__Work instructions__:
Reprint all of the data below exactly as shown and skip every image.

○ ○ ○

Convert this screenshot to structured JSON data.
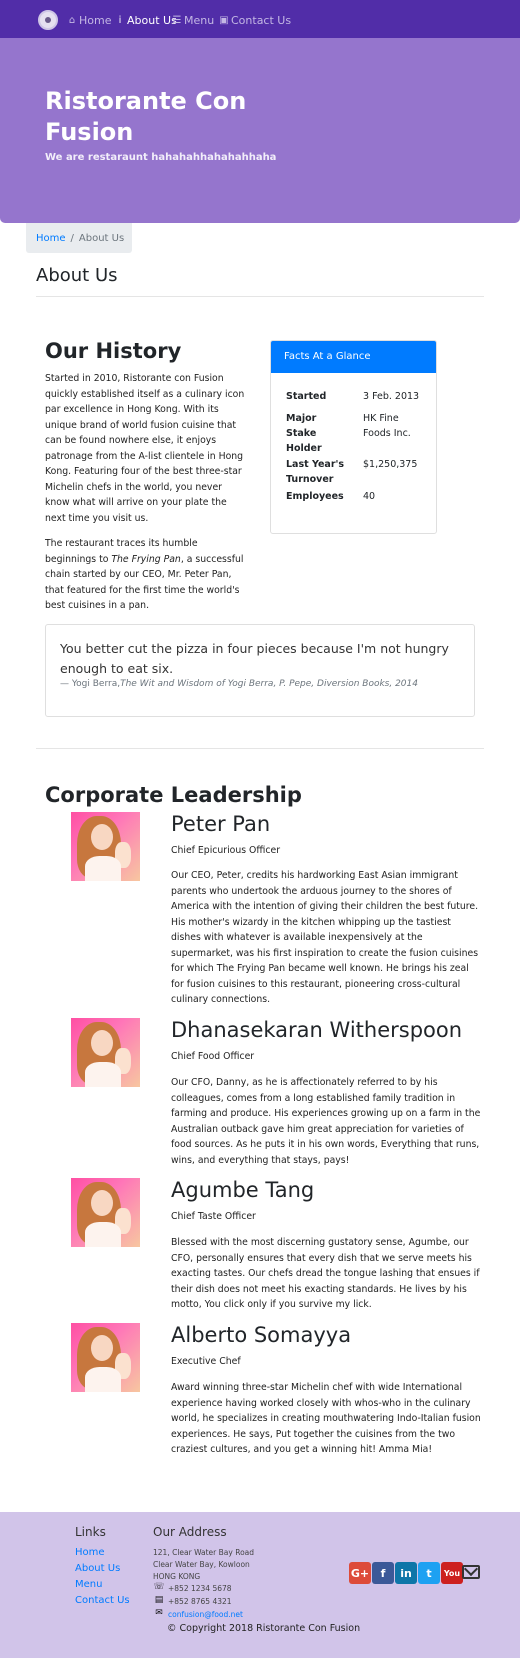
{
  "nav": {
    "items": [
      {
        "icon": "home-icon",
        "label": "Home"
      },
      {
        "icon": "info-icon",
        "label": "About Us"
      },
      {
        "icon": "list-icon",
        "label": "Menu"
      },
      {
        "icon": "address-card-icon",
        "label": "Contact Us"
      }
    ],
    "active": "About Us"
  },
  "jumbotron": {
    "title": "Ristorante Con Fusion",
    "subtitle": "We are restaraunt hahahahhahahahhaha"
  },
  "breadcrumb": {
    "home": "Home",
    "separator": "/",
    "current": "About Us"
  },
  "page_title": "About Us",
  "history": {
    "title": "Our History",
    "paragraph1": "Started in 2010, Ristorante con Fusion quickly established itself as a culinary icon par excellence in Hong Kong. With its unique brand of world fusion cuisine that can be found nowhere else, it enjoys patronage from the A-list clientele in Hong Kong. Featuring four of the best three-star Michelin chefs in the world, you never know what will arrive on your plate the next time you visit us.",
    "paragraph2_before": "The restaurant traces its humble beginnings to ",
    "paragraph2_italic": "The Frying Pan",
    "paragraph2_after": ", a successful chain started by our CEO, Mr. Peter Pan, that featured for the first time the world's best cuisines in a pan."
  },
  "facts": {
    "header": "Facts At a Glance",
    "rows": [
      {
        "label": "Started",
        "value": "3 Feb. 2013"
      },
      {
        "label": "Major Stake Holder",
        "value": "HK Fine Foods Inc."
      },
      {
        "label": "Last Year's Turnover",
        "value": "$1,250,375"
      },
      {
        "label": "Employees",
        "value": "40"
      }
    ]
  },
  "quote": {
    "text": "You better cut the pizza in four pieces because I'm not hungry enough to eat six.",
    "author": "— Yogi Berra,",
    "source": "The Wit and Wisdom of Yogi Berra, P. Pepe, Diversion Books, 2014"
  },
  "leadership": {
    "title": "Corporate Leadership",
    "leaders": [
      {
        "name": "Peter Pan",
        "role": "Chief Epicurious Officer",
        "description": "Our CEO, Peter, credits his hardworking East Asian immigrant parents who undertook the arduous journey to the shores of America with the intention of giving their children the best future. His mother's wizardy in the kitchen whipping up the tastiest dishes with whatever is available inexpensively at the supermarket, was his first inspiration to create the fusion cuisines for which The Frying Pan became well known. He brings his zeal for fusion cuisines to this restaurant, pioneering cross-cultural culinary connections."
      },
      {
        "name": "Dhanasekaran Witherspoon",
        "role": "Chief Food Officer",
        "description": "Our CFO, Danny, as he is affectionately referred to by his colleagues, comes from a long established family tradition in farming and produce. His experiences growing up on a farm in the Australian outback gave him great appreciation for varieties of food sources. As he puts it in his own words, Everything that runs, wins, and everything that stays, pays!"
      },
      {
        "name": "Agumbe Tang",
        "role": "Chief Taste Officer",
        "description": "Blessed with the most discerning gustatory sense, Agumbe, our CFO, personally ensures that every dish that we serve meets his exacting tastes. Our chefs dread the tongue lashing that ensues if their dish does not meet his exacting standards. He lives by his motto, You click only if you survive my lick."
      },
      {
        "name": "Alberto Somayya",
        "role": "Executive Chef",
        "description": "Award winning three-star Michelin chef with wide International experience having worked closely with whos-who in the culinary world, he specializes in creating mouthwatering Indo-Italian fusion experiences. He says, Put together the cuisines from the two craziest cultures, and you get a winning hit! Amma Mia!"
      }
    ]
  },
  "footer": {
    "links_title": "Links",
    "links": [
      "Home",
      "About Us",
      "Menu",
      "Contact Us"
    ],
    "address_title": "Our Address",
    "address_lines": [
      "121, Clear Water Bay Road",
      "Clear Water Bay, Kowloon",
      "HONG KONG"
    ],
    "phone": "+852 1234 5678",
    "fax": "+852 8765 4321",
    "email": "confusion@food.net",
    "social": [
      {
        "icon": "google-plus-icon",
        "label": "G+",
        "color": "#dd4b39"
      },
      {
        "icon": "facebook-icon",
        "label": "f",
        "color": "#3b5998"
      },
      {
        "icon": "linkedin-icon",
        "label": "in",
        "color": "#0e76a8"
      },
      {
        "icon": "twitter-icon",
        "label": "t",
        "color": "#1da1f2"
      },
      {
        "icon": "youtube-icon",
        "label": "You",
        "color": "#cd201f"
      }
    ],
    "copyright": "© Copyright 2018 Ristorante Con Fusion"
  },
  "colors": {
    "navbar": "#512DA8",
    "jumbotron": "#9575CD",
    "footer": "#D1C4E9",
    "accent": "#007bff"
  }
}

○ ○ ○

__Exercise solution__:
Convert this screenshot to structured JSON data.
{
  "nav": {
    "items": [
      {
        "icon": "home-icon",
        "label": "Home"
      },
      {
        "icon": "info-icon",
        "label": "About Us"
      },
      {
        "icon": "list-icon",
        "label": "Menu"
      },
      {
        "icon": "address-card-icon",
        "label": "Contact Us"
      }
    ],
    "active": "About Us"
  },
  "jumbotron": {
    "title": "Ristorante Con Fusion",
    "subtitle": "We are restaraunt hahahahhahahahhaha"
  },
  "breadcrumb": {
    "home": "Home",
    "separator": "/",
    "current": "About Us"
  },
  "page_title": "About Us",
  "history": {
    "title": "Our History",
    "paragraph1": "Started in 2010, Ristorante con Fusion quickly established itself as a culinary icon par excellence in Hong Kong. With its unique brand of world fusion cuisine that can be found nowhere else, it enjoys patronage from the A-list clientele in Hong Kong. Featuring four of the best three-star Michelin chefs in the world, you never know what will arrive on your plate the next time you visit us.",
    "paragraph2_before": "The restaurant traces its humble beginnings to ",
    "paragraph2_italic": "The Frying Pan",
    "paragraph2_after": ", a successful chain started by our CEO, Mr. Peter Pan, that featured for the first time the world's best cuisines in a pan."
  },
  "facts": {
    "header": "Facts At a Glance",
    "rows": [
      {
        "label": "Started",
        "value": "3 Feb. 2013"
      },
      {
        "label": "Major Stake Holder",
        "value": "HK Fine Foods Inc."
      },
      {
        "label": "Last Year's Turnover",
        "value": "$1,250,375"
      },
      {
        "label": "Employees",
        "value": "40"
      }
    ]
  },
  "quote": {
    "text": "You better cut the pizza in four pieces because I'm not hungry enough to eat six.",
    "author": "— Yogi Berra,",
    "source": "The Wit and Wisdom of Yogi Berra, P. Pepe, Diversion Books, 2014"
  },
  "leadership": {
    "title": "Corporate Leadership",
    "leaders": [
      {
        "name": "Peter Pan",
        "role": "Chief Epicurious Officer",
        "description": "Our CEO, Peter, credits his hardworking East Asian immigrant parents who undertook the arduous journey to the shores of America with the intention of giving their children the best future. His mother's wizardy in the kitchen whipping up the tastiest dishes with whatever is available inexpensively at the supermarket, was his first inspiration to create the fusion cuisines for which The Frying Pan became well known. He brings his zeal for fusion cuisines to this restaurant, pioneering cross-cultural culinary connections."
      },
      {
        "name": "Dhanasekaran Witherspoon",
        "role": "Chief Food Officer",
        "description": "Our CFO, Danny, as he is affectionately referred to by his colleagues, comes from a long established family tradition in farming and produce. His experiences growing up on a farm in the Australian outback gave him great appreciation for varieties of food sources. As he puts it in his own words, Everything that runs, wins, and everything that stays, pays!"
      },
      {
        "name": "Agumbe Tang",
        "role": "Chief Taste Officer",
        "description": "Blessed with the most discerning gustatory sense, Agumbe, our CFO, personally ensures that every dish that we serve meets his exacting tastes. Our chefs dread the tongue lashing that ensues if their dish does not meet his exacting standards. He lives by his motto, You click only if you survive my lick."
      },
      {
        "name": "Alberto Somayya",
        "role": "Executive Chef",
        "description": "Award winning three-star Michelin chef with wide International experience having worked closely with whos-who in the culinary world, he specializes in creating mouthwatering Indo-Italian fusion experiences. He says, Put together the cuisines from the two craziest cultures, and you get a winning hit! Amma Mia!"
      }
    ]
  },
  "footer": {
    "links_title": "Links",
    "links": [
      "Home",
      "About Us",
      "Menu",
      "Contact Us"
    ],
    "address_title": "Our Address",
    "address_lines": [
      "121, Clear Water Bay Road",
      "Clear Water Bay, Kowloon",
      "HONG KONG"
    ],
    "phone": "+852 1234 5678",
    "fax": "+852 8765 4321",
    "email": "confusion@food.net",
    "social": [
      {
        "icon": "google-plus-icon",
        "label": "G+",
        "color": "#dd4b39"
      },
      {
        "icon": "facebook-icon",
        "label": "f",
        "color": "#3b5998"
      },
      {
        "icon": "linkedin-icon",
        "label": "in",
        "color": "#0e76a8"
      },
      {
        "icon": "twitter-icon",
        "label": "t",
        "color": "#1da1f2"
      },
      {
        "icon": "youtube-icon",
        "label": "You",
        "color": "#cd201f"
      }
    ],
    "copyright": "© Copyright 2018 Ristorante Con Fusion"
  },
  "colors": {
    "navbar": "#512DA8",
    "jumbotron": "#9575CD",
    "footer": "#D1C4E9",
    "accent": "#007bff"
  }
}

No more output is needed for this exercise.